#### [Action item]
Among the lines below, tally those that contain "anexa" and respond with the total only.

Website and app data records
- - -

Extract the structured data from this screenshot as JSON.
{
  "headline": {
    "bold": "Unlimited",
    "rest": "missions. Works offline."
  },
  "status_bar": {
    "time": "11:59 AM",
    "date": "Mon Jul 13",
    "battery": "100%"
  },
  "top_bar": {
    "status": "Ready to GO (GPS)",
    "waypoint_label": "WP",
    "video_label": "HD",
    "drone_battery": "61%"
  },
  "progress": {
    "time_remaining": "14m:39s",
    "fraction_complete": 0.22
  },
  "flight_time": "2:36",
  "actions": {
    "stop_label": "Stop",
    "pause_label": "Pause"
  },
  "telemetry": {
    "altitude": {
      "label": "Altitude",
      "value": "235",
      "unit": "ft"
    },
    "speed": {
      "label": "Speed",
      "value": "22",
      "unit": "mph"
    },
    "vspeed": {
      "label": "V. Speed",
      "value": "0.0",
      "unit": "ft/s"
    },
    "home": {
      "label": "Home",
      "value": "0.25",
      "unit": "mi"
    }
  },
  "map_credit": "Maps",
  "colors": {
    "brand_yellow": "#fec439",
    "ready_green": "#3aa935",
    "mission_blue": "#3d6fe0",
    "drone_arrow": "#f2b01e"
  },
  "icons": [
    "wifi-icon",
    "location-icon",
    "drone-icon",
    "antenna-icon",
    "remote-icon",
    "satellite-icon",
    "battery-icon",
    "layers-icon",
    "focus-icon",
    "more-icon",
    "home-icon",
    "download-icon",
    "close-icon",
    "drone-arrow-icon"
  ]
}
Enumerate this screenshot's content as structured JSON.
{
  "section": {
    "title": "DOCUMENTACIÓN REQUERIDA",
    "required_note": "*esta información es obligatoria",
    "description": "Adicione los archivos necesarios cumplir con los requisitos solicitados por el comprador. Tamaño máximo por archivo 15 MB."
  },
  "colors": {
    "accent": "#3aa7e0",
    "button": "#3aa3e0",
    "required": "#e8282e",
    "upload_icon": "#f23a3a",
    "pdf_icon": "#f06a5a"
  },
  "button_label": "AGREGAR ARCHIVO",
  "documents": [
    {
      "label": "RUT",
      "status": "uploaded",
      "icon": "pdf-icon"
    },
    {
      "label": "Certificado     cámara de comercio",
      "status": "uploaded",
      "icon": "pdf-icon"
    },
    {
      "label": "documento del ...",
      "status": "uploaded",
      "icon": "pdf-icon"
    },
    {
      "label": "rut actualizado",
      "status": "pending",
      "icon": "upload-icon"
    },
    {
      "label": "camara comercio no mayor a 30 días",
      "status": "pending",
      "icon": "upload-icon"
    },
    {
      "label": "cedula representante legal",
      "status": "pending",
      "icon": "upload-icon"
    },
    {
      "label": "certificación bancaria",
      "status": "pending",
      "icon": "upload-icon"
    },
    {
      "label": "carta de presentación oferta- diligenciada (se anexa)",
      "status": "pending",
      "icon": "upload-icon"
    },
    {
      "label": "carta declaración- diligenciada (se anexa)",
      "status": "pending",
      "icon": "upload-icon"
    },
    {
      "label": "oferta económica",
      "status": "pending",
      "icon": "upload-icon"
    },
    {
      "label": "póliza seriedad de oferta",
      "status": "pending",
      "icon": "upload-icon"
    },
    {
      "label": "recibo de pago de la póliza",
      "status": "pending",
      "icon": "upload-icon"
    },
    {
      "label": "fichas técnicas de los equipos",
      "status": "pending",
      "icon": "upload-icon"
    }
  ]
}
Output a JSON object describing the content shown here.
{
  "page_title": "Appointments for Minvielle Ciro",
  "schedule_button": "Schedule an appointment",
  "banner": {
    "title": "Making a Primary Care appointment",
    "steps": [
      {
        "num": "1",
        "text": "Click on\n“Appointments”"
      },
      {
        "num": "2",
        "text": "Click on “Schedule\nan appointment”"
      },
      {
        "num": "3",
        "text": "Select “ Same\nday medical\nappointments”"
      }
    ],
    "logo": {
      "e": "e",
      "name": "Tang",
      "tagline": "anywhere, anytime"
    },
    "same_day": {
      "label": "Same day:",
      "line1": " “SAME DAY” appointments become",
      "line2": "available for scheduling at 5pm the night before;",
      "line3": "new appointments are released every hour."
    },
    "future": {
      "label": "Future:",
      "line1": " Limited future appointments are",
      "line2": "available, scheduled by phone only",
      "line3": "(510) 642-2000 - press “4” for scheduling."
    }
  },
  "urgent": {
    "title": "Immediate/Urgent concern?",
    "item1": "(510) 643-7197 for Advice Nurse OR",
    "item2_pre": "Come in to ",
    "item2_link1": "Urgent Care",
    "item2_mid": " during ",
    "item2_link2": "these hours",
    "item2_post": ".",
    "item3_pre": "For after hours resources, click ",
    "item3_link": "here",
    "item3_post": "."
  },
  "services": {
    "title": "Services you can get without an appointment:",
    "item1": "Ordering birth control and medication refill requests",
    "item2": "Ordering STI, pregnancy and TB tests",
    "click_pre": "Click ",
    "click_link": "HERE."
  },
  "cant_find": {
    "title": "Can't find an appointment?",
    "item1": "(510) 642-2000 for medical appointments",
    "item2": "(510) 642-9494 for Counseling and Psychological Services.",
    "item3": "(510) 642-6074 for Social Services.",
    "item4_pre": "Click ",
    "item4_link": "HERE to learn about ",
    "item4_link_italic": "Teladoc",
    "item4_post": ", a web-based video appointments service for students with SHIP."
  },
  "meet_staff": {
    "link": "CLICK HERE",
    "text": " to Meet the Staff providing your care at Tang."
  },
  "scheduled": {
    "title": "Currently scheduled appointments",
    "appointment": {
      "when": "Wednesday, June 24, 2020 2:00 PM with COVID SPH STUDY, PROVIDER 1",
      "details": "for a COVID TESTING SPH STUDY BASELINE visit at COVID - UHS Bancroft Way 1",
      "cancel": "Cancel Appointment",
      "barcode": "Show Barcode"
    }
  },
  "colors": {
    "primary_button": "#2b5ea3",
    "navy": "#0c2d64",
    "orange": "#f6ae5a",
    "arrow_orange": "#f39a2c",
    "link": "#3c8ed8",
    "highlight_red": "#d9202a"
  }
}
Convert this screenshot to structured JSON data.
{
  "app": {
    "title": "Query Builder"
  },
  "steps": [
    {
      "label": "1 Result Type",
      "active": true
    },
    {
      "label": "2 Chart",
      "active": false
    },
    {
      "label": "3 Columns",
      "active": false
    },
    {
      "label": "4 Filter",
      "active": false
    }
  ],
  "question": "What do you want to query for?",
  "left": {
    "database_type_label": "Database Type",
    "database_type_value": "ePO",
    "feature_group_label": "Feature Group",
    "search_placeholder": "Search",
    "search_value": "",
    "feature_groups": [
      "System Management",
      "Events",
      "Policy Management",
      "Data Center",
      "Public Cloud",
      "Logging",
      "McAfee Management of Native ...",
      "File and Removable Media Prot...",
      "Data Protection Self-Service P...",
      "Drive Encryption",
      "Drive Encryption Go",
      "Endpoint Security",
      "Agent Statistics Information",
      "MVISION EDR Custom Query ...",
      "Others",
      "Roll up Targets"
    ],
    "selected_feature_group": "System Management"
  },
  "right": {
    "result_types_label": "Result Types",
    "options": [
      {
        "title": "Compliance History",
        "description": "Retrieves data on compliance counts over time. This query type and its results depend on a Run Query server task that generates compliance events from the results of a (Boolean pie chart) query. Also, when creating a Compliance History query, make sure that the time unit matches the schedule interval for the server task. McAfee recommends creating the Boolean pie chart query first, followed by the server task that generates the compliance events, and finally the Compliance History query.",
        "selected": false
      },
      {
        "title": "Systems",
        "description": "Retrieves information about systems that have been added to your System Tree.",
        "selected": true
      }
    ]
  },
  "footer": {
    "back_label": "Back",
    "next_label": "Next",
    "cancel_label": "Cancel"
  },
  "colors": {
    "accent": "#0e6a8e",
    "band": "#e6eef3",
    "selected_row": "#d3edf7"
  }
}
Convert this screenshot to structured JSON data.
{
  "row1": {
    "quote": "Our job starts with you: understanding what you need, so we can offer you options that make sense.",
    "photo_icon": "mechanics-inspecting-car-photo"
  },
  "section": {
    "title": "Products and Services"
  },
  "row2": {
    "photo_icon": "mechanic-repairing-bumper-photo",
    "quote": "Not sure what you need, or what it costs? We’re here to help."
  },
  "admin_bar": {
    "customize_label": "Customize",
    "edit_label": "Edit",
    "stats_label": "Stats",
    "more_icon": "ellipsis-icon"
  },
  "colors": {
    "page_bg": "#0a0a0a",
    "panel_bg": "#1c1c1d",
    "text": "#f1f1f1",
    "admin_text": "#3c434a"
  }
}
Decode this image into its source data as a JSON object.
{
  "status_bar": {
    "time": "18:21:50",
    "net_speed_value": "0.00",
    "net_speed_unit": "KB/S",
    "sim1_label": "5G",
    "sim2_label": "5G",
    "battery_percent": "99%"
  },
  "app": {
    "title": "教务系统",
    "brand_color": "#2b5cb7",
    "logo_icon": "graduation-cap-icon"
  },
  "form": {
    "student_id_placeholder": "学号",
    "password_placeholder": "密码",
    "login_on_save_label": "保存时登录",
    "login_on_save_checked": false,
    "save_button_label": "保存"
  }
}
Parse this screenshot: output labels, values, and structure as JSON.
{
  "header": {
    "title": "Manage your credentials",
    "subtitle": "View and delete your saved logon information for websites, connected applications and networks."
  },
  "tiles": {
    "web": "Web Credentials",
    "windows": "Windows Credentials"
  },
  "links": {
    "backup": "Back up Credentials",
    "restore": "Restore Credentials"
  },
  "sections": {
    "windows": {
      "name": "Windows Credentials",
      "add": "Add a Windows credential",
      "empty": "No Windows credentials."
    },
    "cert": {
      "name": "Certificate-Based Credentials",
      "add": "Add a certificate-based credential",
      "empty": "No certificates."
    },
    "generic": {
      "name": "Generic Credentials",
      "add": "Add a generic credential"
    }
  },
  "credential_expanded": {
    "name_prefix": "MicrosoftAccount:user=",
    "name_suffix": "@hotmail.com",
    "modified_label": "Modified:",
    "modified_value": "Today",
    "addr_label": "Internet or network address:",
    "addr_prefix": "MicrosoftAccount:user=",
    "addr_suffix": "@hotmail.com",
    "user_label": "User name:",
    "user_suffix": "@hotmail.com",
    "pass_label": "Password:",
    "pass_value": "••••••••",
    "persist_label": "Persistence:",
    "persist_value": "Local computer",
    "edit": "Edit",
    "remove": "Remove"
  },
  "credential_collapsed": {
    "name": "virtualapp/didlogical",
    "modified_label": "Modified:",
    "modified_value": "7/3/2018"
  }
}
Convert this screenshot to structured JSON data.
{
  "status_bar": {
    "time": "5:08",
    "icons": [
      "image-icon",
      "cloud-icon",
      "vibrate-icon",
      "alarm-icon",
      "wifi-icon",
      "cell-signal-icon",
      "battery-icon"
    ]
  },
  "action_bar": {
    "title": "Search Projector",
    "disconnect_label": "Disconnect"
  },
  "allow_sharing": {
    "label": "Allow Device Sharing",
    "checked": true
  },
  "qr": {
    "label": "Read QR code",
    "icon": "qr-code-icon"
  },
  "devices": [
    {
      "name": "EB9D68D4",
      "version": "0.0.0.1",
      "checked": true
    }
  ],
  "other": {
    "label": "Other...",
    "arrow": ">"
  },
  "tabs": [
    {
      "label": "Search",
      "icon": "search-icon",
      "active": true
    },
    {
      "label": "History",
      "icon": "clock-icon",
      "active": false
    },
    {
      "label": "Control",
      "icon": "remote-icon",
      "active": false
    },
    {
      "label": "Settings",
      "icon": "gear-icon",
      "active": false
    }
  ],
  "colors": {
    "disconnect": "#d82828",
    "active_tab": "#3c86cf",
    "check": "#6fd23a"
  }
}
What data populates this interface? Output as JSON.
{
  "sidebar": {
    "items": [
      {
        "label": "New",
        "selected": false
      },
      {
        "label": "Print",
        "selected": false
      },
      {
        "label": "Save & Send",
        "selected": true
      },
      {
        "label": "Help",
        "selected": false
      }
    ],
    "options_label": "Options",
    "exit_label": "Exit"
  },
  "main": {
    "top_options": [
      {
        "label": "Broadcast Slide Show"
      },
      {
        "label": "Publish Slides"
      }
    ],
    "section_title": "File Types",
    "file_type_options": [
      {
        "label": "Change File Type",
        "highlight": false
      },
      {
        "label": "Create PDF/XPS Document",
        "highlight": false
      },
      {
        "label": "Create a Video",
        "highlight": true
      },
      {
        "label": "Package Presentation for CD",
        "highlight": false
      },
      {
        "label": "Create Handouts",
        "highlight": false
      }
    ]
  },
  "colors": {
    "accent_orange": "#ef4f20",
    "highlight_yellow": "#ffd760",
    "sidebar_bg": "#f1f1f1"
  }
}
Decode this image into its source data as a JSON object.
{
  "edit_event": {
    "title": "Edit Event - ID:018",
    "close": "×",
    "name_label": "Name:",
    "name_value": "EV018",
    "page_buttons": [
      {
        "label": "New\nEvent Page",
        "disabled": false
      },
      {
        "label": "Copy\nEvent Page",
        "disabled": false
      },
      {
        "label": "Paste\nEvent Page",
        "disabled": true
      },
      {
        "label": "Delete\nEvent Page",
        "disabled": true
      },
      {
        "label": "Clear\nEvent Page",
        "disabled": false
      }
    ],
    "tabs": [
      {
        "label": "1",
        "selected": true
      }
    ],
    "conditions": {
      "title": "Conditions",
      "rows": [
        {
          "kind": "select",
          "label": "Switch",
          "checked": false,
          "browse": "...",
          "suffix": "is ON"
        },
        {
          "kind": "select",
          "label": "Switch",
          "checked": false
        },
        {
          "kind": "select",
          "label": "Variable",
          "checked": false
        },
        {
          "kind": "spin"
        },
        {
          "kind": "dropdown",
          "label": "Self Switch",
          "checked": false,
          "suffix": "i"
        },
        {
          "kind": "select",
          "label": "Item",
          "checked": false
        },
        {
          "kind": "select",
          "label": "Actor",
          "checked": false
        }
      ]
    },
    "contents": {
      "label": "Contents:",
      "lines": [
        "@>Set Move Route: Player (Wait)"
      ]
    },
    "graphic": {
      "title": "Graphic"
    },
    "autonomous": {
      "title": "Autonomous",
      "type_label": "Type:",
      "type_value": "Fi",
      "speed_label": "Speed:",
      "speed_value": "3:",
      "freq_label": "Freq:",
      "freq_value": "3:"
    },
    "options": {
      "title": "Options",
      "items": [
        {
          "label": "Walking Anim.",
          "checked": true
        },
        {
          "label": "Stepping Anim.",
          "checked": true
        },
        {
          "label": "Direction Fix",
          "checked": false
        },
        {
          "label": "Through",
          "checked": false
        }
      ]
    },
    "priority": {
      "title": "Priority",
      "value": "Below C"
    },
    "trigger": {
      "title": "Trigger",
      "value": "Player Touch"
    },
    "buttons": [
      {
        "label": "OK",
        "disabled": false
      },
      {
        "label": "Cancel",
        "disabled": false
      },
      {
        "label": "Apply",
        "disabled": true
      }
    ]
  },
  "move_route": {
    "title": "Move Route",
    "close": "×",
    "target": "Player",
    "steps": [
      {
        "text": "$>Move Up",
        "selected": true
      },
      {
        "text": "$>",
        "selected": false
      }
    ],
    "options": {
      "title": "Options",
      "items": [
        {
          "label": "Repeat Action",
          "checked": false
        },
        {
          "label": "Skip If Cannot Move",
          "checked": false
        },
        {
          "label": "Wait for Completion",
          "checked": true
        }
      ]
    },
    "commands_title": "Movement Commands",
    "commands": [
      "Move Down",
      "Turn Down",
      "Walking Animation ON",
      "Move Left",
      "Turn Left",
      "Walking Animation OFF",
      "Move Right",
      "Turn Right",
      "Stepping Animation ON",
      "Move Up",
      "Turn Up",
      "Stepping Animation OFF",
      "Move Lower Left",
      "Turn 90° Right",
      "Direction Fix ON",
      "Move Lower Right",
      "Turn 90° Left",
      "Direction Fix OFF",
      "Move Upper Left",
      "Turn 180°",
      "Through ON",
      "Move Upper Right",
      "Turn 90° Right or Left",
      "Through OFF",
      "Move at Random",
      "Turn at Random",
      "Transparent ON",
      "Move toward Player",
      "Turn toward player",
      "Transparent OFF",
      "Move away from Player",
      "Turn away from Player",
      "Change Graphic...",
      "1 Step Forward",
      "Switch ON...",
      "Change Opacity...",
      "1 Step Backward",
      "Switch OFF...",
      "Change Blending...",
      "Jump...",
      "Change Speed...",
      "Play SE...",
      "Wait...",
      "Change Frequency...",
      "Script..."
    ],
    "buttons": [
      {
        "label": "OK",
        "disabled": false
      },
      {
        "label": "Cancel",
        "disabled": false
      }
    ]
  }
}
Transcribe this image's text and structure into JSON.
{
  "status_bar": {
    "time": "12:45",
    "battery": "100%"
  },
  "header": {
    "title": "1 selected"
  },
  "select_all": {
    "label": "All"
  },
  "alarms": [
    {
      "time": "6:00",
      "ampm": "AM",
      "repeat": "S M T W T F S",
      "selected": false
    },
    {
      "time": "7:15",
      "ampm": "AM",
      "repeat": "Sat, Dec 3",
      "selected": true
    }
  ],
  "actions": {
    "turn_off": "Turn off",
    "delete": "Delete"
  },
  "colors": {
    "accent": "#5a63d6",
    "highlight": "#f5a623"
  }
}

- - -

#### [Exercise result]
2